Four days later, Howard finally ate a small meal consisting of one pound of ground beef with mineral oil.  It was slow going for Howard, but he was able to eat and later expel out a small amount of fecal matter.  He is currently taking two types of antibiotic pills each day along with steroids for the pain and potassium gel shots in his mouth.  It will take some time before his intestines function properly again, but we are hopeful that he will make a full recovery.

Lance, a cougar who recently relocated to Popcorn Park Zoo Animal Rescue and Sanctuary located in New Jersey, was also in poor shape when we first arrived in Poetry.
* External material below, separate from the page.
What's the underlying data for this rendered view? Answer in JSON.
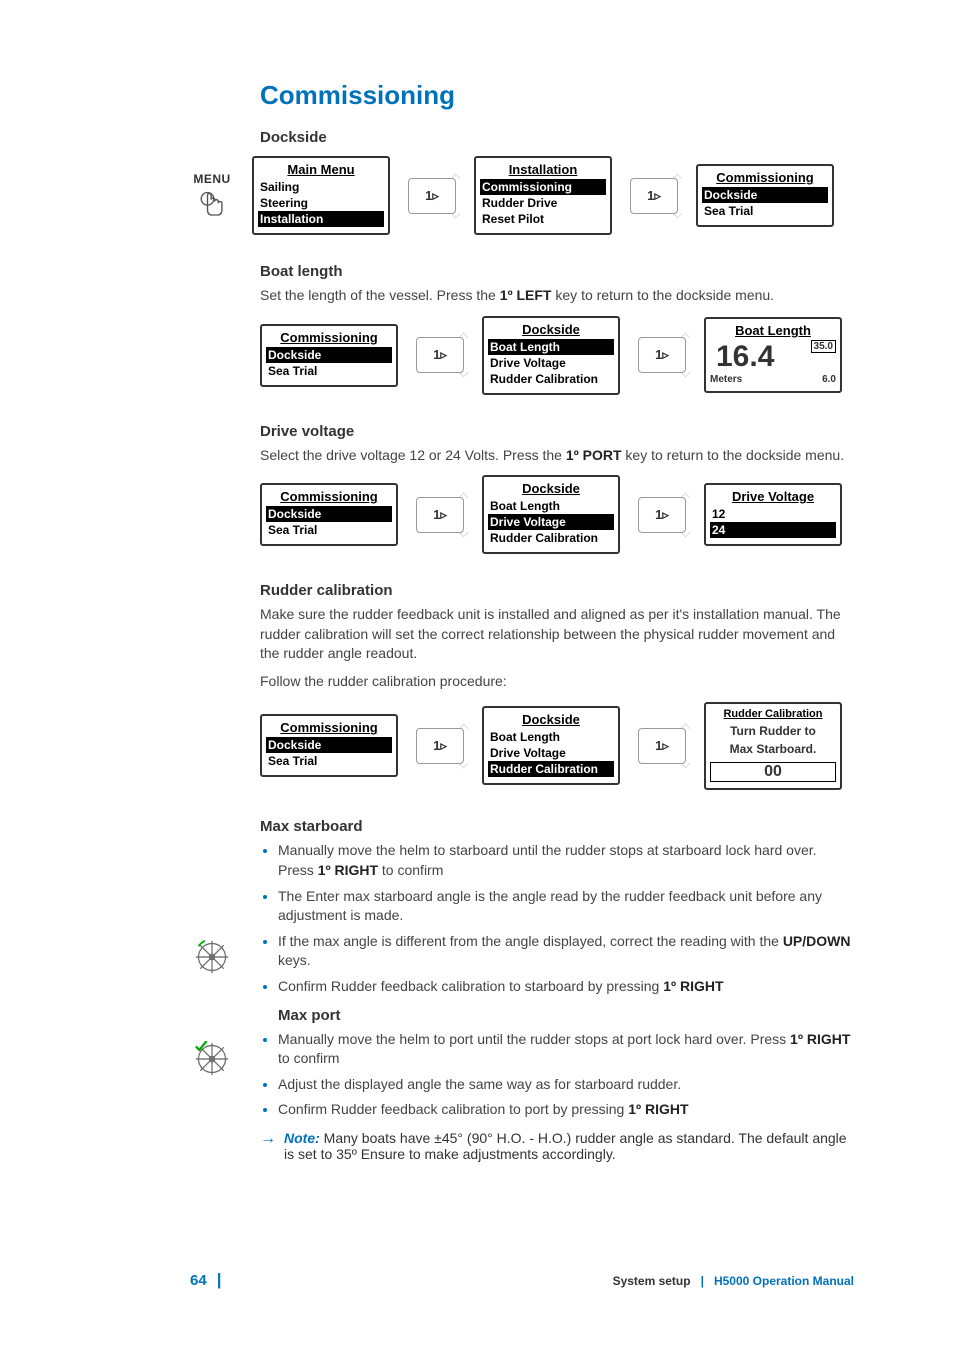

The vet determined that both of his back legs were broken at one time and he was not given medical treatment to mend his fragile bones.  Lance also suffered a past big cat bite on his front right paw that never healed correctly.  Like Kane, Lance will walk with a pronounced limp, but we believe he is not in pain at this time.   

All three cougars came up positive for toxoplasmosis, a parasitic disease caused by a protozoan Toxoplasma gondii, which is found primarily in cats.  We believe the cats may have contracted this parasitic disease by eating infected meat or by ingesting dried feces of a cat that was infected.  Filthy, unsanitary environments are breeding grounds for the toxoplasmosis bacteria, so it is possible all the cats were infected from all the waste found in the animals’ enclosures.

Therefore, all 9 cats (4 cougars, 4 lions, and Spike) received clindamycin so as to aid the cats’ immune system so they can destroy the bacteria themselves.  A one month’s supply of clindamycin used to treat all 9 cats cost our sanctuary about $1350!  Thus far, treatment for Kane, Howard, and Lance, plus vet care for of all the other poetry cats cost In-Sync Exotics over $10,500.   

Fortunately, the remaining cougars, Abel and Chloe seem to be doing just fine.

And still the medical bills continue to mount!
Layla at play!
Very soon, Layla and Eve will need to be spayed before they can join their sister Aurora (already spayed) and brother Aramis in the same enclosure.  The cost to spay each lioness is approximately $2,500—that $5,000 for both cats!

Then there is Chloe, the female cougar, needing to be spayed at a cost of $1,500 as she is currently in heat and exciting all the male cats around here.

This week, the four lions will be checked out by our veterinarian.  For obvious reasons, we pray that they are healthy animals!

Whew!  Even though the Poetry animals needs about $18,000 worth of veterinarian care, we are so grateful we were able to give them a second chance at In-Sync Exotics.

Unfortunately, with the number of big cats needing immediate homes, such as the two lions from the closed sanctuary and the cats from Poetry -- and the sad reality that more cats will need our help very soon -- our rescue budget is stretched thin due to so many demands.

Without your generous support, we will be unable to provide these cats with forever homes and give them with the personalized care they so desperately need-- will you help us continue?

Please donate whatever you can afford to help us provide a loving home for the animals that have lost so much in life.  Thank you for all you do for animals!


  1. I had sent an email to your office manager about adopting Kane on a month to month basis, but wasn't sure if I could afford it. Is he classified as a medium or large cat?

  2. Thank you Shaina for your question!

    Kane is a medium cat (leopards and cougars are classified as medium), so it's $100 per month.

    We really appreciate you wanting to sponsor Kane as he a very special cougar!